There’s a saying in my house . . . never, ever, underestimate your competition. With that said, and with those words firmly ingrained in my mind, I can more readily espouse the idea above. In my mind, it is important to both respect my competition and have faith in the power of my strengths. In short, my strengths should not be underestimated.
I have a friend who carries her StrengthsFinder report in her purse folded up in a now dog-eared square. When she needs to remember what makes her special, where she finds her strength, or how she excels in social situations of just about any kind, she unfolds her report and rereads it. This brief exercise prompts her to reflect on her past successes before a big meeting, when she’s having a dreary day, or conversely after a big accomplishment to further bolster her “on top of the world” feeling.
As a Gallup Certified Strengths Coach, I have the opportunity to discuss people’s strengths and their weaknesses. We all have both because there is no avoiding it. We cannot be great at everything. The difference between the very successful and the moderately successful folks is how they view their weaknesses. Weaknesses are something to be managed around, not denied or avoided completely. At the same time, weaknesses should not be overestimated.
Some of my coaching clients express nervousness about learning their “All 34” strengths. They fear that the bottom of the list will expose them and make them vulnerable. In fact, when some coaching is possible, the opposite is true.
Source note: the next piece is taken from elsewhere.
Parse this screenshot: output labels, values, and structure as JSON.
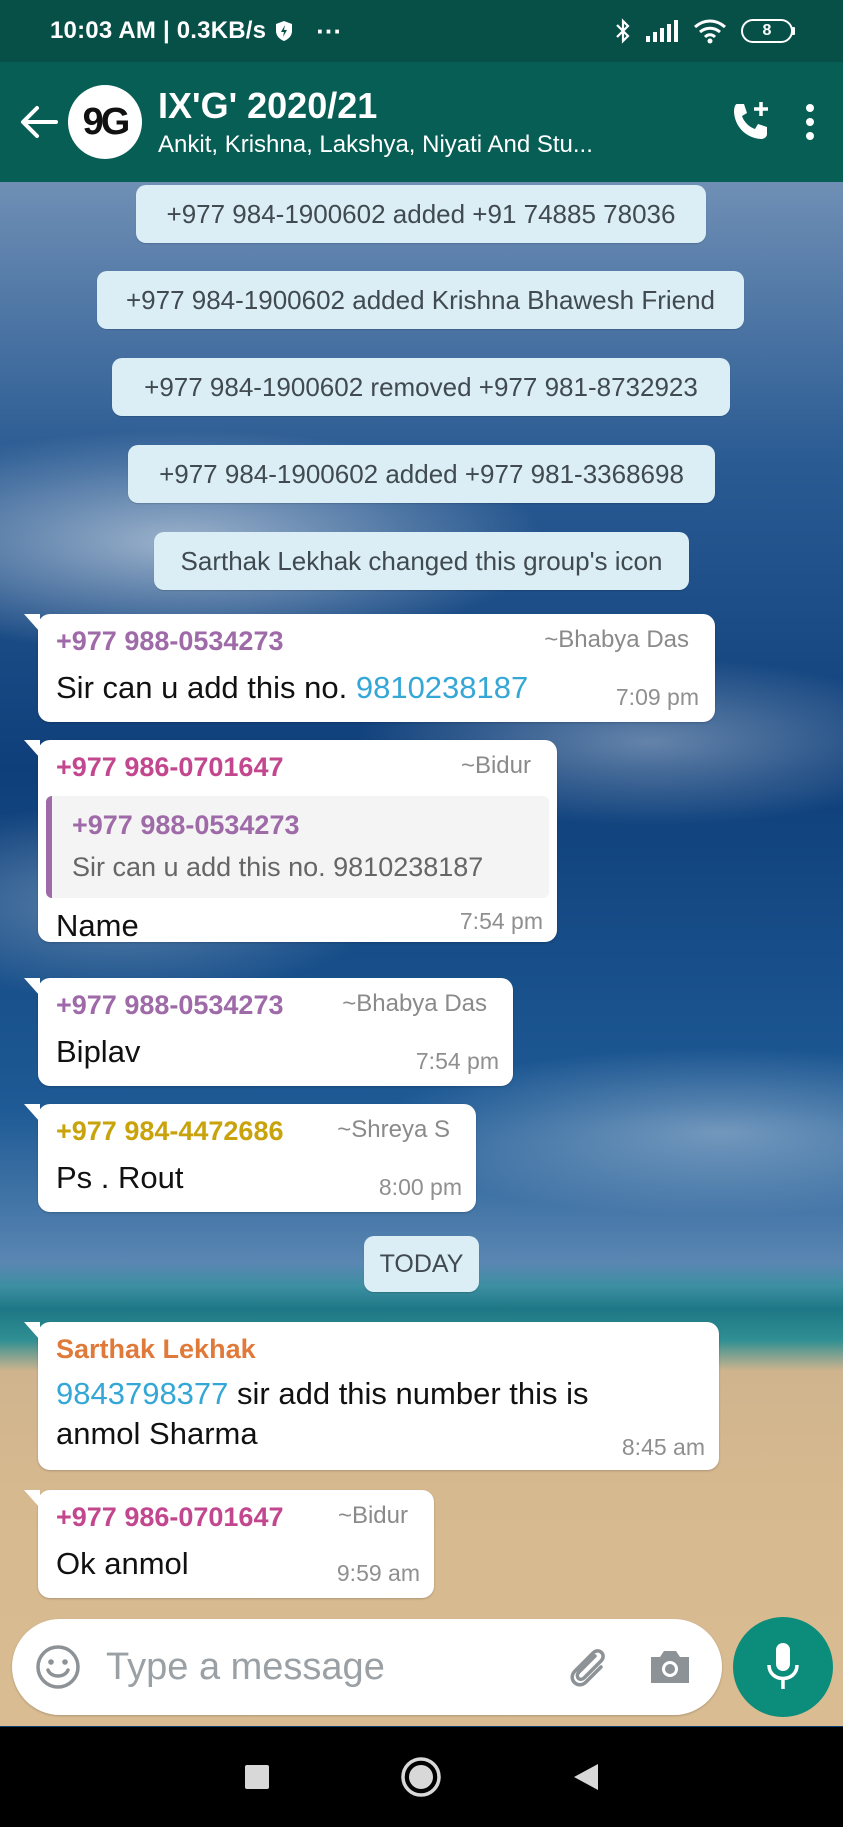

Instead of considering how these weaknesses need to be hidden or “worked on,” we discuss how they have been successful by partnering with others or how they have used one of their strengths to compensate for a weakness in the past.
Embracing our strengths, flexing them like muscles to increase their power over time, and recognizing our imperfections but not dwelling on them, are what the great leaders do. Do you know what makes you great? Are you able to manage around your blind spots and deficiencies?
For more information about understanding your strengths and weaknesses go to www.freshconceptsonline.com.